__How to complete this task__. Output each entry in full so that the result matches the data exactly.

__Exercise input__.
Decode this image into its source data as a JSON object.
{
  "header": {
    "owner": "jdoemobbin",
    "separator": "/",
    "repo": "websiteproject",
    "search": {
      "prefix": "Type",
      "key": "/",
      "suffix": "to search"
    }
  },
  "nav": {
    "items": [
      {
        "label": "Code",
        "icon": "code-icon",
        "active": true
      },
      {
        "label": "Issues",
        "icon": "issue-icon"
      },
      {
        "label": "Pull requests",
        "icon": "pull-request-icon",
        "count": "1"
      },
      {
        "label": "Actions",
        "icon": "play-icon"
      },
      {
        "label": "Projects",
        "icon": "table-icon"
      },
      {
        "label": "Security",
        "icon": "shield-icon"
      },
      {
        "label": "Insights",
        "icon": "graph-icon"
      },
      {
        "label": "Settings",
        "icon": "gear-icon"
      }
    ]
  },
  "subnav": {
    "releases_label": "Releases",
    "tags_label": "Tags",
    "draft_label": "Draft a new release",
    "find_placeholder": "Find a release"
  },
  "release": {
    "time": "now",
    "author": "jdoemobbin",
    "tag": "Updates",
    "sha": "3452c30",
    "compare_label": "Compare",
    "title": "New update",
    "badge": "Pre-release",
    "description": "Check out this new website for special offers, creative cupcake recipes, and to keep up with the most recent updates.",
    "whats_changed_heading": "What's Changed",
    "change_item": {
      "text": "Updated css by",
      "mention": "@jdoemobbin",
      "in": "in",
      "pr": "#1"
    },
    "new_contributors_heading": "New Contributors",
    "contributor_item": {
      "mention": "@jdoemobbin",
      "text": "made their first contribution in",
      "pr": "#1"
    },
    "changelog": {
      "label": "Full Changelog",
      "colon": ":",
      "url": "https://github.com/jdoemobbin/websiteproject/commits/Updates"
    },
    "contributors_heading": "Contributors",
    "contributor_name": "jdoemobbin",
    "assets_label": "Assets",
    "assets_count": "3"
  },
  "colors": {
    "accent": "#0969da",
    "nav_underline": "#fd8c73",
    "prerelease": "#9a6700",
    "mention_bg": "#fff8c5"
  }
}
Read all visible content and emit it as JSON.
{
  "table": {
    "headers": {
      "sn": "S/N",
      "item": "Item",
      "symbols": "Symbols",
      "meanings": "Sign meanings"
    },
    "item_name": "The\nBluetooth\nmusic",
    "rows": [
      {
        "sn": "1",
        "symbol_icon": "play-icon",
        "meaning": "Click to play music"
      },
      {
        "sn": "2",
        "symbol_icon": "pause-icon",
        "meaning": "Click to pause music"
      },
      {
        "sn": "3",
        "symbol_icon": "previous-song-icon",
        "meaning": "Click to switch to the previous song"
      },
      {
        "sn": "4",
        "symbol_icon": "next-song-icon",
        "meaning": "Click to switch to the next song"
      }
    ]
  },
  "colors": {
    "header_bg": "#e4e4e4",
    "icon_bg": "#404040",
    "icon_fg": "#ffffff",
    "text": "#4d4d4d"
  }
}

__Final answer__.
Decode this image into its source data as a JSON object.
{
  "header": {
    "owner": "jdoemobbin",
    "separator": "/",
    "repo": "websiteproject",
    "search": {
      "prefix": "Type",
      "key": "/",
      "suffix": "to search"
    }
  },
  "nav": {
    "items": [
      {
        "label": "Code",
        "icon": "code-icon",
        "active": true
      },
      {
        "label": "Issues",
        "icon": "issue-icon"
      },
      {
        "label": "Pull requests",
        "icon": "pull-request-icon",
        "count": "1"
      },
      {
        "label": "Actions",
        "icon": "play-icon"
      },
      {
        "label": "Projects",
        "icon": "table-icon"
      },
      {
        "label": "Security",
        "icon": "shield-icon"
      },
      {
        "label": "Insights",
        "icon": "graph-icon"
      },
      {
        "label": "Settings",
        "icon": "gear-icon"
      }
    ]
  },
  "subnav": {
    "releases_label": "Releases",
    "tags_label": "Tags",
    "draft_label": "Draft a new release",
    "find_placeholder": "Find a release"
  },
  "release": {
    "time": "now",
    "author": "jdoemobbin",
    "tag": "Updates",
    "sha": "3452c30",
    "compare_label": "Compare",
    "title": "New update",
    "badge": "Pre-release",
    "description": "Check out this new website for special offers, creative cupcake recipes, and to keep up with the most recent updates.",
    "whats_changed_heading": "What's Changed",
    "change_item": {
      "text": "Updated css by",
      "mention": "@jdoemobbin",
      "in": "in",
      "pr": "#1"
    },
    "new_contributors_heading": "New Contributors",
    "contributor_item": {
      "mention": "@jdoemobbin",
      "text": "made their first contribution in",
      "pr": "#1"
    },
    "changelog": {
      "label": "Full Changelog",
      "colon": ":",
      "url": "https://github.com/jdoemobbin/websiteproject/commits/Updates"
    },
    "contributors_heading": "Contributors",
    "contributor_name": "jdoemobbin",
    "assets_label": "Assets",
    "assets_count": "3"
  },
  "colors": {
    "accent": "#0969da",
    "nav_underline": "#fd8c73",
    "prerelease": "#9a6700",
    "mention_bg": "#fff8c5"
  }
}
Read all visible content and emit it as JSON.
{
  "table": {
    "headers": {
      "sn": "S/N",
      "item": "Item",
      "symbols": "Symbols",
      "meanings": "Sign meanings"
    },
    "item_name": "The\nBluetooth\nmusic",
    "rows": [
      {
        "sn": "1",
        "symbol_icon": "play-icon",
        "meaning": "Click to play music"
      },
      {
        "sn": "2",
        "symbol_icon": "pause-icon",
        "meaning": "Click to pause music"
      },
      {
        "sn": "3",
        "symbol_icon": "previous-song-icon",
        "meaning": "Click to switch to the previous song"
      },
      {
        "sn": "4",
        "symbol_icon": "next-song-icon",
        "meaning": "Click to switch to the next song"
      }
    ]
  },
  "colors": {
    "header_bg": "#e4e4e4",
    "icon_bg": "#404040",
    "icon_fg": "#ffffff",
    "text": "#4d4d4d"
  }
}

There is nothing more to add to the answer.